The earliest letters exchanged between John Adams and Abigail Smith occurred during their courtship, including a series of sixteen letters exchanged between 12 April and 9 May 1762 while John was in Boston being inoculated against smallpox. John and Abigail married on 25 October 1764. During the early 1770s, John wrote to Abigail when his legal work for the circuit court took him away from home. John and Abigail Adams exchanged numerous letters while John served in the Continental Congress from 1774 to 1777. John Adams's first diplomatic assignment in Europe in early 1778 prompted a series of transatlantic exchanges of letters between him and his wife until he returned to the United State in the middle of 1779. Although it was challenging to send mail across the ocean (especially during wartime) after John returned to Europe they resumed their correspondence between Braintree, Massachusetts, and Europe during late 1779 until the summer of 1784, when Abigail arrived in London. While they were both in Europe they exchanged a few letters at various times when they were apart between December 1786 and January 1789. During John Adams's vice presidency and presidency they wrote many letters to each other. John wrote one of these letters, dated 2 November 1800, from the newly-completed "President's House" (later called the White House); in this notable letter he states, "May none but honest and wise Men rule under this roof."

Additional information about the correspondence

Manuscript collection information and physical description about the correspondence

Of the 1,160 letters exchanged between John and Abigail Adams featured on this website, all but one are part of the Adams Family Papers of the Massachusetts Historical Society. (One letter from John to Abigail, 23 June 1780, is from the Warren-Adams Collection of the Massachusetts Historical Society.) The majority of these letters are the recipient's copies (the original letters received by the addressee), thirteen are letterbook copies (handwritten copies of outgoing letters from a volume retained by the sender), a few are draft letters, and one is a 19th century transcription of a letter (24 July 1775) that was intercepted during the American Revolution and subsequently published in newspapers. (The location of the original letter is unknown.)

The Adams Family Papers manuscript collection includes 65 additional letterbook copies of correspondence exchanged between John and Abigail Adams, but because the recipient's copies of these letter are featured on this website, the letterbook copies of these letters are not included here.

Other manuscript collections of the Massachusetts Historical Society include eight manuscript copies of letters exchanged between John and Abigail Adams, but because the recipient's copies (or in one case, a different manuscript copy within the Adams Family Papers collection) of these letters are featured on this website, the manuscript copies from other collections are not presented here.

The Adams Family Papers: An Electronic Archive presents full color digital images of the manuscripts.

About the transcriptions of the correspondence

The purpose of the Adams Family Papers: An Electronic Archive is to present images of manuscripts alongside the corresponding transcriptions; this website is not intended to be an online documentary edition.

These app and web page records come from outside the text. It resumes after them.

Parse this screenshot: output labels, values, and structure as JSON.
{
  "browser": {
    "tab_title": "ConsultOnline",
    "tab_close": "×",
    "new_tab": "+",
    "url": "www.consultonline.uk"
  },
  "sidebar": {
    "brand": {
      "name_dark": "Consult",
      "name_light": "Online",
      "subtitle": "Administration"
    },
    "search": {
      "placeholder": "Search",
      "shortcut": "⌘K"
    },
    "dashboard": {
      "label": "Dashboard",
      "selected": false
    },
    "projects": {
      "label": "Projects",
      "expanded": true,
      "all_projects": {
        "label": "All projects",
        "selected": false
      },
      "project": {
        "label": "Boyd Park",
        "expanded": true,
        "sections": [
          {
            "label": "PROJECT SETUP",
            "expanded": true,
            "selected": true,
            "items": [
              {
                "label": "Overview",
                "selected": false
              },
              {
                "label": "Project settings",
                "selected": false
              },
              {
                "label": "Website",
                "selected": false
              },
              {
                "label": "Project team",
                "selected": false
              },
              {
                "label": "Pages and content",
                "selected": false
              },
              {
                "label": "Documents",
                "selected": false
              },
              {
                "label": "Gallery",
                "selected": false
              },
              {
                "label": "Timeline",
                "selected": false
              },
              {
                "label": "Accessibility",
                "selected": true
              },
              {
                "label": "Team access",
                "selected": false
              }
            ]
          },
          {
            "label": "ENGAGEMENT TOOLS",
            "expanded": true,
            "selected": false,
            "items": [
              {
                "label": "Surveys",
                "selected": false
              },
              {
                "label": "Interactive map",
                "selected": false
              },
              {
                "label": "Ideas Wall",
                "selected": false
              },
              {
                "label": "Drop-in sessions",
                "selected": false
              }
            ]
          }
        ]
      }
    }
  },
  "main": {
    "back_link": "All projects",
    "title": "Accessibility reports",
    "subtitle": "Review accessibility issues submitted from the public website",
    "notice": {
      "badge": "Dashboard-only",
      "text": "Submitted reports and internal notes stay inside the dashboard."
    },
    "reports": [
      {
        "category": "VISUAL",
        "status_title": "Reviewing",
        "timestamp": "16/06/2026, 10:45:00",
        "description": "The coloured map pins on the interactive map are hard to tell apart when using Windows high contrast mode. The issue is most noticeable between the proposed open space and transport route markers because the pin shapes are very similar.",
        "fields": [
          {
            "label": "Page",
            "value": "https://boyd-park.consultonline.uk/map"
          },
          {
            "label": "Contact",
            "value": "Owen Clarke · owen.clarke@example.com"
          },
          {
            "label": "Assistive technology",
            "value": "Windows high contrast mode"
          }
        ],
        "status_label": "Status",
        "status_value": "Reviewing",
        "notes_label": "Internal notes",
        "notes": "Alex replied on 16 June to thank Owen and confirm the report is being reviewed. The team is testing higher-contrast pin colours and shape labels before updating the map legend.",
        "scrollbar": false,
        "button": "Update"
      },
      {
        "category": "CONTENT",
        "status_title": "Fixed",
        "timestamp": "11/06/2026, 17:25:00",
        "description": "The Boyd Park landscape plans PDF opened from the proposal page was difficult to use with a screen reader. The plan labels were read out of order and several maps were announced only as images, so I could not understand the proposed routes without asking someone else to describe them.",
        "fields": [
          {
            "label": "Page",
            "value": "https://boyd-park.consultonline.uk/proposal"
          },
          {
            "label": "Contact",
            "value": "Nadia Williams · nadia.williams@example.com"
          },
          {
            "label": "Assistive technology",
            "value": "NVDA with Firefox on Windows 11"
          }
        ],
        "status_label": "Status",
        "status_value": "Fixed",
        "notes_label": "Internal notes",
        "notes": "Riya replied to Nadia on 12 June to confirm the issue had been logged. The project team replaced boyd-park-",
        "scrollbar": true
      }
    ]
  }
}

For more details, please see Information about the transcriptions on this website.

Additional information about this website

For information about using this website, including a description of the display features of the online manuscripts, please refer to the About this website section.